When the PhD path leads to career struggles

I did not reflect on his motivation at the time, but my track coach was a young guy, and he was probably giving me advice straight from his own life, as a parent trying to raise his own young children. I did take computer classes in college and ultimately received a PhD in chemical engineering. I always remember that conversation as being a kind of turning point.

Earning a doctoral degree is a life commitment of great proportion. It can take, as Miller notes, between four and seven years. If we think of working life as roughly between the ages of 22 and 65, then a PhD requires more than 10 percent of a person’s working life. People need to think carefully about that investment.

Two powerful arguments in favor of the path of science, technology, engineering, and math are that there tend to be more STEM jobs for PhDs, and many universities’ STEM departments are generous in covering their PhD students’ tuition and cost of studies, including a stipend toward food, rent, and other expenses.

Stuart Gallant


Not much has changed in 30 years

As I prepared to graduate in 1995 with a doctor of education degree from the Harvard Graduate School of Education, my mother memorably said to me, “Of my four children, you are the one with the most education and the smallest salary.” Apparently not much has changed in 30 years.

I must congratulate these students, however, on following their passion rather than following the money. I can’t help but think that their lives, though stressful, may contain greater happiness.

Peggy Clark


Lawyers & electricians & philosophers, oh my!

Kara Miller’s column on the career challenges for people with doctoral degrees generated more than 260 comments on Boston.Globe.com. The following is an edited sample of readers’ reactions:

Lots of law school grads are underemployed as well. (PL)

So true, PL. The market in Massachusetts is flooded with talented lawyers seeking work. (Roforma)

Supply and demand, the market at work. (guk)

Investing in education and research in all fields is the hallmark of a society with staying power. Disinvesting from these endeavors signals decline and decay. (Massachusetts citizen)

Electricians, plumbers, mechanics, and other skilled technical professions have no problems getting $100k jobs with great benefits. (ramsen)

Not enough turnover from tenured professors, leaving little space for new faculty. Although the tenured, well-established professors are needed, it’s the junior faculty who are hungry and with new ideas that help build new programs. The whole graduate program model is a bad model. I worked two jobs, had my tuition and some type of minimal student health insurance and could barely cover the rent with my stipend, and the second job paid for everything else. Though I was working on many faculty projects, it was the faculty who said this would be good for me. Never did they say it was also good for them. (TravelerofNJ2)

I just retired from a tenured faculty position in science. I’m in my early 70s. I have colleagues who are still doing what they do well into their 70s, a couple approaching 80. There is no active incentive from the university to move the older faculty on, to make way for a new generation. (Lola-lola)

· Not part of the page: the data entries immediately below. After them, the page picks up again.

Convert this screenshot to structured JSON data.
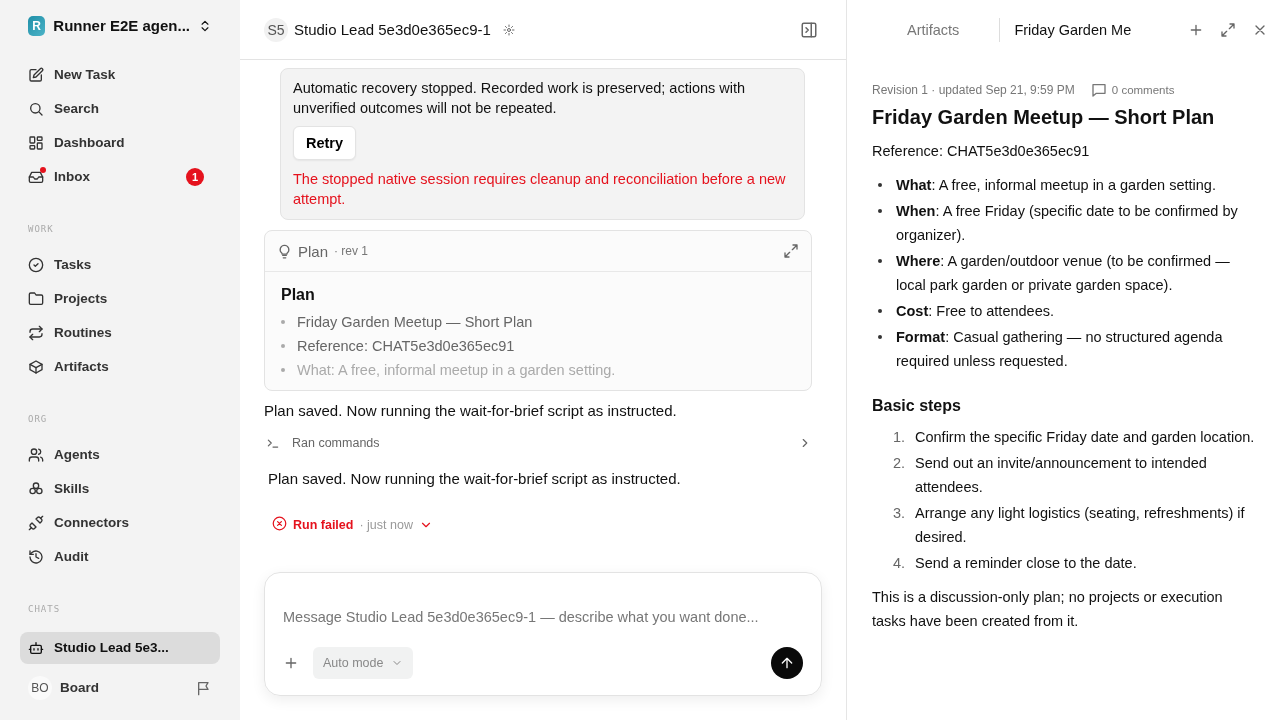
{
  "workspace": {
    "logo": "R",
    "name": "Runner E2E agen..."
  },
  "nav": [
    {
      "label": "New Task",
      "selected": false
    },
    {
      "label": "Search",
      "selected": false
    },
    {
      "label": "Dashboard",
      "selected": false
    },
    {
      "label": "Inbox",
      "selected": false,
      "badge": "1",
      "unread": true
    }
  ],
  "sections": [
    {
      "heading": "WORK",
      "items": [
        {
          "label": "Tasks",
          "selected": false
        },
        {
          "label": "Projects",
          "selected": false
        },
        {
          "label": "Routines",
          "selected": false
        },
        {
          "label": "Artifacts",
          "selected": false
        }
      ]
    },
    {
      "heading": "ORG",
      "items": [
        {
          "label": "Agents",
          "selected": false
        },
        {
          "label": "Skills",
          "selected": false
        },
        {
          "label": "Connectors",
          "selected": false
        },
        {
          "label": "Audit",
          "selected": false
        }
      ]
    },
    {
      "heading": "CHATS",
      "items": [
        {
          "label": "Studio Lead 5e3...",
          "selected": true
        }
      ]
    }
  ],
  "user": {
    "initials": "BO",
    "name": "Board"
  },
  "header": {
    "avatar": "S5",
    "title": "Studio Lead 5e3d0e365ec9-1"
  },
  "notice": {
    "text": "Automatic recovery stopped. Recorded work is preserved; actions with unverified outcomes will not be repeated.",
    "button": "Retry",
    "error": "The stopped native session requires cleanup and reconciliation before a new attempt."
  },
  "plan_card": {
    "title": "Plan",
    "rev": "· rev 1",
    "heading": "Plan",
    "items": [
      "Friday Garden Meetup — Short Plan",
      "Reference: CHAT5e3d0e365ec91",
      "What: A free, informal meetup in a garden setting."
    ]
  },
  "messages": [
    {
      "kind": "text",
      "text": "Plan saved. Now running the wait-for-brief script as instructed."
    },
    {
      "kind": "tool",
      "text": "Ran commands"
    },
    {
      "kind": "text",
      "text": "Plan saved. Now running the wait-for-brief script as instructed."
    },
    {
      "kind": "status",
      "text": "Run failed",
      "time": "· just now"
    }
  ],
  "composer": {
    "placeholder": "Message Studio Lead 5e3d0e365ec9-1 — describe what you want done...",
    "mode": "Auto mode"
  },
  "panel": {
    "tabs": [
      {
        "label": "Artifacts",
        "selected": false
      },
      {
        "label": "Friday Garden Me",
        "selected": true
      }
    ],
    "meta": "Revision 1 · updated Sep 21, 9:59 PM",
    "comments": "0 comments",
    "title": "Friday Garden Meetup — Short Plan",
    "reference": "Reference: CHAT5e3d0e365ec91",
    "bullets": [
      "**What**: A free, informal meetup in a garden setting.",
      "**When**: A free Friday (specific date to be confirmed by organizer).",
      "**Where**: A garden/outdoor venue (to be confirmed — local park garden or private garden space).",
      "**Cost**: Free to attendees.",
      "**Format**: Casual gathering — no structured agenda required unless requested."
    ],
    "steps_heading": "Basic steps",
    "steps": [
      {
        "number": "1.",
        "text": "Confirm the specific Friday date and garden location."
      },
      {
        "number": "2.",
        "text": "Send out an invite/announcement to intended attendees."
      },
      {
        "number": "3.",
        "text": "Arrange any light logistics (seating, refreshments) if desired."
      },
      {
        "number": "4.",
        "text": "Send a reminder close to the date."
      }
    ],
    "footer": "This is a discussion-only plan; no projects or execution tasks have been created from it."
  }
}
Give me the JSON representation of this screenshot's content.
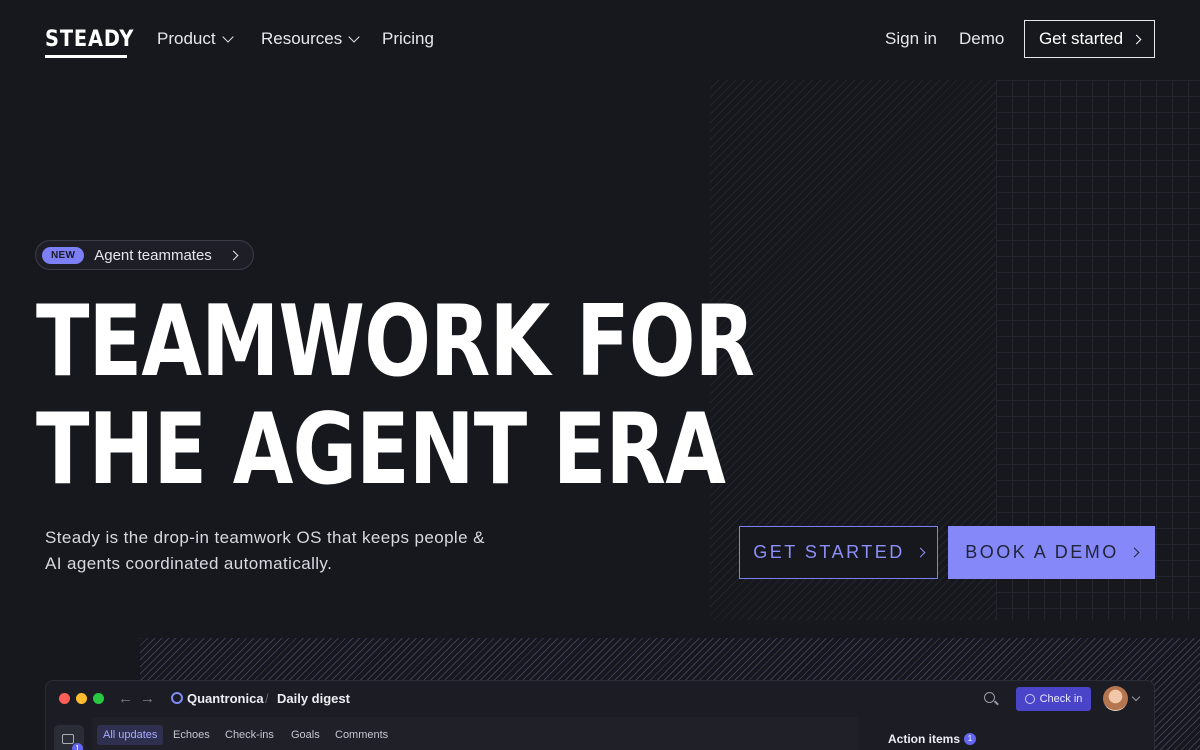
{
  "nav": {
    "logo": "STEADY",
    "links": [
      {
        "label": "Product",
        "has_dropdown": true
      },
      {
        "label": "Resources",
        "has_dropdown": true
      },
      {
        "label": "Pricing",
        "has_dropdown": false
      }
    ],
    "sign_in": "Sign in",
    "demo": "Demo",
    "get_started": "Get started"
  },
  "hero": {
    "badge": "NEW",
    "badge_text": "Agent teammates",
    "headline_line1": "TEAMWORK FOR",
    "headline_line2": "THE AGENT ERA",
    "subheading": "Steady is the drop-in teamwork OS that keeps people & AI agents coordinated automatically.",
    "cta_primary": "GET STARTED",
    "cta_secondary": "BOOK A DEMO"
  },
  "app_preview": {
    "workspace": "Quantronica",
    "separator": "/",
    "page": "Daily digest",
    "check_in": "Check in",
    "sidebar_badge": "1",
    "tabs": [
      "All updates",
      "Echoes",
      "Check-ins",
      "Goals",
      "Comments"
    ],
    "active_tab": "All updates",
    "action_items_label": "Action items",
    "action_items_count": "1"
  },
  "colors": {
    "background": "#17181e",
    "accent": "#8588f8",
    "text": "#ffffff",
    "window_red": "#ff5f57",
    "window_yellow": "#febc2e",
    "window_green": "#28c840"
  },
  "icons": [
    "chevron-down-icon",
    "chevron-right-icon",
    "back-arrow-icon",
    "forward-arrow-icon",
    "workspace-icon",
    "search-icon",
    "check-icon",
    "avatar",
    "updates-icon"
  ]
}
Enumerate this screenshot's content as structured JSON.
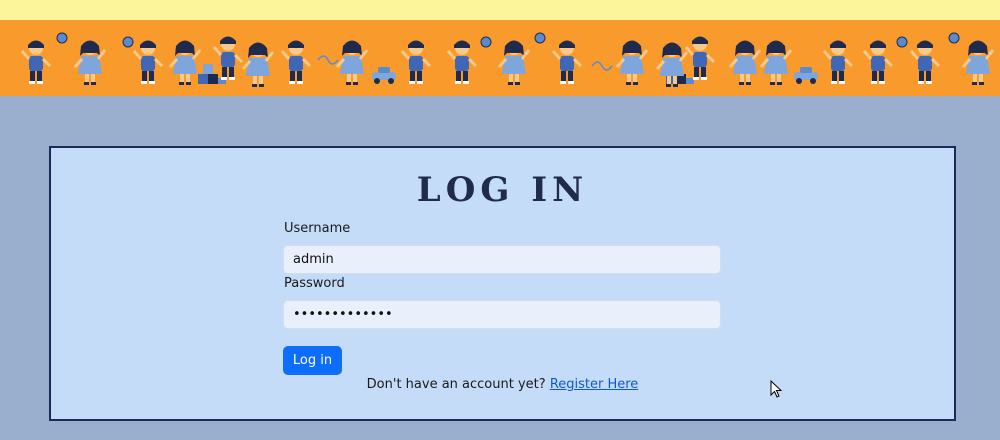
{
  "page": {
    "title": "LOG IN",
    "username_label": "Username",
    "username_value": "admin",
    "password_label": "Password",
    "password_value": "•••••••••••••",
    "login_button": "Log in",
    "register_prompt": "Don't have an account yet?",
    "register_link": "Register Here"
  },
  "colors": {
    "banner": "#f99a2c",
    "top_strip": "#fdf59a",
    "background": "#9aafcd",
    "card": "#c5dcf8",
    "accent": "#0d6efd"
  },
  "icons": [
    "mouse-cursor-icon"
  ]
}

The next step is for adjuncts to go on strike across the nation and hold colleges and universities accountable. The current system is completely absurd. (Wordsmith2358)

Universities should be required to release disclosure data about the fate of their PhD graduates. (davidman820)

I knew an attorney who managed a Cheesecake Factory. She had worked in food services through school. As an attorney, she really did not make that much money and was not doing the field of law of her choice. How many real estate closings can you do without dying of boredom? She went into management in the food industry and makes the same salary. (Antietem)

It was always a question and puzzling to me why people study philosophy. (Blazer27)